Verb Ballets' Antonio Morillo Launched His Career While He Was Still a College Student

December 16, 2020

This is one of a series of stories on recent graduates’ on-campus experiences—and the connections they made that jump-started their dance careers. Antonio Morillo graduated from the University of South Florida with a BFA in ballet performance in 2017.

For Antonio Morillo, company life started before he had his diploma. During his senior year at the University of South Florida, he was offered a contract with Verb Ballets near Cleveland, Ohio, and finished his degree remotely. For his final production credit, he choreographed a piece on his fellow company members. It was later chosen to be performed as part of the Martha Graham Studio Series’ NEXT@Graham event in 2017. “It was wild,” says Morillo.

Discovering his passion:

He initially started college studying vocal performance at Seminole State College and then musical theater at Point Park University. There, a pivotal class taught by a former Pittsburgh Ballet Theatre dancer helped him realize that he wanted to shift his focus to ballet. “I fell in love with the art,” he says. Morillo then earned an associate’s in dance from Valencia College before he transferred to USF to earn his BFA in ballet performance.

Antonio u200bMorillo, in a tuxedo, does an assemblu00e9, while six women in pastel dresses and pointe shoes stand behind him in tendu derriu00e8re.
Antonio Morillo in performance with Verb Ballets Bill Naiman, Courtesy Verb Ballets

Growth and versatility:

Morillo was exposed to a wide range of styles at USF, including Russian and Cuban ballet techniques, improvisation and release-based methods. “The close-knit community collaboration between the teachers allowed me to become much more versatile than I was when I arrived,” he says, “and it’s helped me to this day.”

A man of many hats:

Verb Ballets’ repertoire, which ranges from classical ballet to Graham to works created by company members, requires Morillo to change styles and performance qualities at the flip of a coin. “I knew I wanted to be in a diverse repertory company,” he says. “It’s very challenging, but it’s very rewarding.
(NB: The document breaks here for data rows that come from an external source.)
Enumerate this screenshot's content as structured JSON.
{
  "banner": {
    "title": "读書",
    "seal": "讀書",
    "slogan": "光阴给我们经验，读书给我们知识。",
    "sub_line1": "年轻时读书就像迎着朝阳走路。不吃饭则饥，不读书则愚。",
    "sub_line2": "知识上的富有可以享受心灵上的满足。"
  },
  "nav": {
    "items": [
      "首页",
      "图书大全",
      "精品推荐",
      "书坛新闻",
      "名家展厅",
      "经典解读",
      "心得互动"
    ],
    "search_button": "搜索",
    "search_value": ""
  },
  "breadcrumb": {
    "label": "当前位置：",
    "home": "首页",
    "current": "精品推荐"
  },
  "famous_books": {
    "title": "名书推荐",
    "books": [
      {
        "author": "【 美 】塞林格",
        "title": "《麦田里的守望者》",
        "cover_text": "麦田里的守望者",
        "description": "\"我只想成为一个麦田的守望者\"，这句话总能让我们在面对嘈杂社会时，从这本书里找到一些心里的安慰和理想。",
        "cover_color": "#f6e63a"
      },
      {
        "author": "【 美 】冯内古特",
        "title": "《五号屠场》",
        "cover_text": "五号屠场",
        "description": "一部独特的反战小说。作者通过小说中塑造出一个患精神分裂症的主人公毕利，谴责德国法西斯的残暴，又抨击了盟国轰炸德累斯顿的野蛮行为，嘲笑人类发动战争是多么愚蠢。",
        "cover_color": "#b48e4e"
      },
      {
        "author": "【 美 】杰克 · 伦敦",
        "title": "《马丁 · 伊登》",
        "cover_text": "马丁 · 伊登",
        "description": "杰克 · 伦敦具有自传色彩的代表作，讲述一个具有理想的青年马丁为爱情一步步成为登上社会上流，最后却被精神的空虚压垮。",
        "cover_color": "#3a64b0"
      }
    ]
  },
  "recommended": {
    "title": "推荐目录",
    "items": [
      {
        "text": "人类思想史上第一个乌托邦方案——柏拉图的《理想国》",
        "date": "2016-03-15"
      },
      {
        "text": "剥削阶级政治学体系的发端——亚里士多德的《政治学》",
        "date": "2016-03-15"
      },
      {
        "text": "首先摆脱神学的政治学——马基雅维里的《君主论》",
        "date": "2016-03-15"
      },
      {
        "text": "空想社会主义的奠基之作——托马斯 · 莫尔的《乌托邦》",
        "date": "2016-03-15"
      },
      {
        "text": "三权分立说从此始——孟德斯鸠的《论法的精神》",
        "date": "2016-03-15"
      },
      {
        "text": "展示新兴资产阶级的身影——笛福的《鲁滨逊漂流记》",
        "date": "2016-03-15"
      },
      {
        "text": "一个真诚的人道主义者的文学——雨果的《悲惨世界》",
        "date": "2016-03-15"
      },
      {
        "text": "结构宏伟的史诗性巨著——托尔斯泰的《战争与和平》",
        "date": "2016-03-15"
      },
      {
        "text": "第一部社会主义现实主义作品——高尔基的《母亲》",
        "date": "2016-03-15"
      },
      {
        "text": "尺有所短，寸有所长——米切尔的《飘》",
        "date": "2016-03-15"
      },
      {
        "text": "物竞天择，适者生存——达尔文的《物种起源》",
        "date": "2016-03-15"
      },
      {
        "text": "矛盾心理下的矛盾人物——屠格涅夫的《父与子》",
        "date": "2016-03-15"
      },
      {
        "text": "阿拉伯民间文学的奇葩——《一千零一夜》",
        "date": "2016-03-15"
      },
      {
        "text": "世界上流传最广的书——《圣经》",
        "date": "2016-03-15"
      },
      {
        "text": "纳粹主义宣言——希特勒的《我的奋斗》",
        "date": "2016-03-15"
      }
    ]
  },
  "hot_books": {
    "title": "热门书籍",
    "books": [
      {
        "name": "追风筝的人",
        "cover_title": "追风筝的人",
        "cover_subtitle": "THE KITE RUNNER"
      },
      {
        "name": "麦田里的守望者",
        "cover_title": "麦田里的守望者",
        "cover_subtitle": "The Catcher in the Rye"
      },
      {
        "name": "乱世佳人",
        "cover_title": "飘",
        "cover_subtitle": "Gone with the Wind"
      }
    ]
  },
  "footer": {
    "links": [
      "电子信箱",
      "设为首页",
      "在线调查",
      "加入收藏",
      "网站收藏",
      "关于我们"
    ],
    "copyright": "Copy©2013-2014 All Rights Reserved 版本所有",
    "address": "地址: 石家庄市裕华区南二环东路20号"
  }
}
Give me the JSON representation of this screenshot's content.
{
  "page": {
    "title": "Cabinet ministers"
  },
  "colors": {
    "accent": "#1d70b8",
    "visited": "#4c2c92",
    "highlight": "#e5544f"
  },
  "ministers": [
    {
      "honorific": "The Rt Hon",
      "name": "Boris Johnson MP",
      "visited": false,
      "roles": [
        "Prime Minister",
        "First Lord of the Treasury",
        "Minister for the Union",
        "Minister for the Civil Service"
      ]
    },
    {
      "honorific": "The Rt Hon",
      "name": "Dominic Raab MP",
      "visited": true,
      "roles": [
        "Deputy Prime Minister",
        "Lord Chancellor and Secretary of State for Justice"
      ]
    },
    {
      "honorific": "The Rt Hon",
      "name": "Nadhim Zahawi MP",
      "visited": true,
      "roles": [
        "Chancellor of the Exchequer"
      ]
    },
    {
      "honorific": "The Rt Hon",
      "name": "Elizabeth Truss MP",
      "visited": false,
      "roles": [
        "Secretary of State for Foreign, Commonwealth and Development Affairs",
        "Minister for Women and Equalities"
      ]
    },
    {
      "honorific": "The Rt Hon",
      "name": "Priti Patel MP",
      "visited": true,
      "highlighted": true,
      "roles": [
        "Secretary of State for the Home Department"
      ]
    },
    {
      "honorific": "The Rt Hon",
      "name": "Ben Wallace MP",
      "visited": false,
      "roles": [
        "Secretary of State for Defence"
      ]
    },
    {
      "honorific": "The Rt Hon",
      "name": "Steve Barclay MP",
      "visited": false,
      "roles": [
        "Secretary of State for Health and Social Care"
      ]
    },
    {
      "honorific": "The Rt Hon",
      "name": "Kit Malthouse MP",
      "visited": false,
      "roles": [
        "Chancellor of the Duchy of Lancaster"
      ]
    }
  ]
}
Not many places have that kind of ‘best of both worlds’ approach.”

u200bAntonio u200bMorillo partners a female dancer, lifting her to shoulder height as she extends her front leg forward and arches her torso back.Antonio Morillo in performance with Verb Ballets. Courtesy Verb Ballets

Cuban collaboration:

Morillo has been deeply inspired by Verb Ballets’ long-term partnership with Laura Alonso’s ProDanza in Havana, Cuba. “I’ve had two chances to perform in internationally renowned theaters, and the dancers are the most humble and inspiring people. I’m a Cuban American and my dad was born in Cuba, so I even had the chance to take pictures of his old family home.”

Advice for dancers considering college:

“Look at programs that have styles, techniques or educational classes you haven’t done before. Try to use your college education as a chance to be exposed to new things. You may not want to do them in the long term, but they will inform your creative potential and options as a dancer.”